# Directions
Would you restate the entries below exactly, keeping every line?

━━━ Records for this exercise ━━━

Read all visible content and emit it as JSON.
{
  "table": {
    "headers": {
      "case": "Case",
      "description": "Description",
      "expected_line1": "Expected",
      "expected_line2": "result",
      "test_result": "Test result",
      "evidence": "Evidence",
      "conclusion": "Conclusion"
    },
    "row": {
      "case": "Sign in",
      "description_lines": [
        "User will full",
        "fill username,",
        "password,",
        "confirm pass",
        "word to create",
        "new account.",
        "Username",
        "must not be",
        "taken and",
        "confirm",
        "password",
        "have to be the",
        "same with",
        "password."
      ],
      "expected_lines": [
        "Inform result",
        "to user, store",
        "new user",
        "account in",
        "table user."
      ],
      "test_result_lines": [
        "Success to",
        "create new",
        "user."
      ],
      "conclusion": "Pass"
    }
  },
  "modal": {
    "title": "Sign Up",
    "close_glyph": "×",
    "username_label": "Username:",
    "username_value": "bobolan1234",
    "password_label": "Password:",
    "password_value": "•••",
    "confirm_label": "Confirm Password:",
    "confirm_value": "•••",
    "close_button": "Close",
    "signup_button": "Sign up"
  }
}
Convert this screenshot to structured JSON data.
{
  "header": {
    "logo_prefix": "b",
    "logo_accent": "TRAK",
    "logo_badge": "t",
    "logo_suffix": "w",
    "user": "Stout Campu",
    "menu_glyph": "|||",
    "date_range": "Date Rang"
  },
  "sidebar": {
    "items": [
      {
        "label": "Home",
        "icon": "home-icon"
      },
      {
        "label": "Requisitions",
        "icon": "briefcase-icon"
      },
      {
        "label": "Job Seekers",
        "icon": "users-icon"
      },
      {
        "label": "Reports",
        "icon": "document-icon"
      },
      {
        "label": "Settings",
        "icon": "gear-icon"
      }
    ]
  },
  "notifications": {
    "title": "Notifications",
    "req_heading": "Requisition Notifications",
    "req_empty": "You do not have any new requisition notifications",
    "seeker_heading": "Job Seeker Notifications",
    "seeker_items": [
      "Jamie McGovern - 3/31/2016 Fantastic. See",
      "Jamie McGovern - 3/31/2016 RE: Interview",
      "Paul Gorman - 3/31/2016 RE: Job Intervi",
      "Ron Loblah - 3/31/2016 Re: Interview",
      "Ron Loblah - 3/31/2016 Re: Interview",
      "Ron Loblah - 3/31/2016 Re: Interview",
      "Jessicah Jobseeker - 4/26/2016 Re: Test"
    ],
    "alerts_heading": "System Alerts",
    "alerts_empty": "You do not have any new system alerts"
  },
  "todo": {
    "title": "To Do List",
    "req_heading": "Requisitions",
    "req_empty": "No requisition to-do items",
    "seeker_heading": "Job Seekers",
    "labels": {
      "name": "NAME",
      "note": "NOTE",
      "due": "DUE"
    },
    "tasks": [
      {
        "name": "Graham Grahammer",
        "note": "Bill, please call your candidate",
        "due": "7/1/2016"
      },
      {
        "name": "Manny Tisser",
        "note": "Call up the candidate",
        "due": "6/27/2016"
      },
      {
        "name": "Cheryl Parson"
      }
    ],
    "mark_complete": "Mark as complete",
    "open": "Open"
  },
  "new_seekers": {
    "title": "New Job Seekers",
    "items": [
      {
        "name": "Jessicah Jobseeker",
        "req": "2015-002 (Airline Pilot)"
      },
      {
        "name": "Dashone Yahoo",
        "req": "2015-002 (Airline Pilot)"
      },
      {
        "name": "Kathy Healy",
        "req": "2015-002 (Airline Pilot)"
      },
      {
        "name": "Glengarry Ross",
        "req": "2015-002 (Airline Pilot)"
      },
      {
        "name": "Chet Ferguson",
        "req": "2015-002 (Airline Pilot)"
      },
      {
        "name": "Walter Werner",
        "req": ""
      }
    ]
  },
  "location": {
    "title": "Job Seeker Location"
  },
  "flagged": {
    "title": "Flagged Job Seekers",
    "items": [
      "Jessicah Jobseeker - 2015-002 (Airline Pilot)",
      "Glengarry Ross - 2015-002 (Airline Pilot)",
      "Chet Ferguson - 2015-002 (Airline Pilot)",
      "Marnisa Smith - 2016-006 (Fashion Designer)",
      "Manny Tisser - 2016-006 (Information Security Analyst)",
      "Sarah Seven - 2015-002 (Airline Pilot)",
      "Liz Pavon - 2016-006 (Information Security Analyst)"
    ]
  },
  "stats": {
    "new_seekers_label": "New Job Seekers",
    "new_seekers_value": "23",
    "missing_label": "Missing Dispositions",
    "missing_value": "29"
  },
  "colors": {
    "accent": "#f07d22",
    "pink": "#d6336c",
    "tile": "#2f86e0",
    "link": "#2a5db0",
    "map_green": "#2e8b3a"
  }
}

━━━

# Exercise answer
Read all visible content and emit it as JSON.
{
  "table": {
    "headers": {
      "case": "Case",
      "description": "Description",
      "expected_line1": "Expected",
      "expected_line2": "result",
      "test_result": "Test result",
      "evidence": "Evidence",
      "conclusion": "Conclusion"
    },
    "row": {
      "case": "Sign in",
      "description_lines": [
        "User will full",
        "fill username,",
        "password,",
        "confirm pass",
        "word to create",
        "new account.",
        "Username",
        "must not be",
        "taken and",
        "confirm",
        "password",
        "have to be the",
        "same with",
        "password."
      ],
      "expected_lines": [
        "Inform result",
        "to user, store",
        "new user",
        "account in",
        "table user."
      ],
      "test_result_lines": [
        "Success to",
        "create new",
        "user."
      ],
      "conclusion": "Pass"
    }
  },
  "modal": {
    "title": "Sign Up",
    "close_glyph": "×",
    "username_label": "Username:",
    "username_value": "bobolan1234",
    "password_label": "Password:",
    "password_value": "•••",
    "confirm_label": "Confirm Password:",
    "confirm_value": "•••",
    "close_button": "Close",
    "signup_button": "Sign up"
  }
}
Convert this screenshot to structured JSON data.
{
  "header": {
    "logo_prefix": "b",
    "logo_accent": "TRAK",
    "logo_badge": "t",
    "logo_suffix": "w",
    "user": "Stout Campu",
    "menu_glyph": "|||",
    "date_range": "Date Rang"
  },
  "sidebar": {
    "items": [
      {
        "label": "Home",
        "icon": "home-icon"
      },
      {
        "label": "Requisitions",
        "icon": "briefcase-icon"
      },
      {
        "label": "Job Seekers",
        "icon": "users-icon"
      },
      {
        "label": "Reports",
        "icon": "document-icon"
      },
      {
        "label": "Settings",
        "icon": "gear-icon"
      }
    ]
  },
  "notifications": {
    "title": "Notifications",
    "req_heading": "Requisition Notifications",
    "req_empty": "You do not have any new requisition notifications",
    "seeker_heading": "Job Seeker Notifications",
    "seeker_items": [
      "Jamie McGovern - 3/31/2016 Fantastic. See",
      "Jamie McGovern - 3/31/2016 RE: Interview",
      "Paul Gorman - 3/31/2016 RE: Job Intervi",
      "Ron Loblah - 3/31/2016 Re: Interview",
      "Ron Loblah - 3/31/2016 Re: Interview",
      "Ron Loblah - 3/31/2016 Re: Interview",
      "Jessicah Jobseeker - 4/26/2016 Re: Test"
    ],
    "alerts_heading": "System Alerts",
    "alerts_empty": "You do not have any new system alerts"
  },
  "todo": {
    "title": "To Do List",
    "req_heading": "Requisitions",
    "req_empty": "No requisition to-do items",
    "seeker_heading": "Job Seekers",
    "labels": {
      "name": "NAME",
      "note": "NOTE",
      "due": "DUE"
    },
    "tasks": [
      {
        "name": "Graham Grahammer",
        "note": "Bill, please call your candidate",
        "due": "7/1/2016"
      },
      {
        "name": "Manny Tisser",
        "note": "Call up the candidate",
        "due": "6/27/2016"
      },
      {
        "name": "Cheryl Parson"
      }
    ],
    "mark_complete": "Mark as complete",
    "open": "Open"
  },
  "new_seekers": {
    "title": "New Job Seekers",
    "items": [
      {
        "name": "Jessicah Jobseeker",
        "req": "2015-002 (Airline Pilot)"
      },
      {
        "name": "Dashone Yahoo",
        "req": "2015-002 (Airline Pilot)"
      },
      {
        "name": "Kathy Healy",
        "req": "2015-002 (Airline Pilot)"
      },
      {
        "name": "Glengarry Ross",
        "req": "2015-002 (Airline Pilot)"
      },
      {
        "name": "Chet Ferguson",
        "req": "2015-002 (Airline Pilot)"
      },
      {
        "name": "Walter Werner",
        "req": ""
      }
    ]
  },
  "location": {
    "title": "Job Seeker Location"
  },
  "flagged": {
    "title": "Flagged Job Seekers",
    "items": [
      "Jessicah Jobseeker - 2015-002 (Airline Pilot)",
      "Glengarry Ross - 2015-002 (Airline Pilot)",
      "Chet Ferguson - 2015-002 (Airline Pilot)",
      "Marnisa Smith - 2016-006 (Fashion Designer)",
      "Manny Tisser - 2016-006 (Information Security Analyst)",
      "Sarah Seven - 2015-002 (Airline Pilot)",
      "Liz Pavon - 2016-006 (Information Security Analyst)"
    ]
  },
  "stats": {
    "new_seekers_label": "New Job Seekers",
    "new_seekers_value": "23",
    "missing_label": "Missing Dispositions",
    "missing_value": "29"
  },
  "colors": {
    "accent": "#f07d22",
    "pink": "#d6336c",
    "tile": "#2f86e0",
    "link": "#2a5db0",
    "map_green": "#2e8b3a"
  }
}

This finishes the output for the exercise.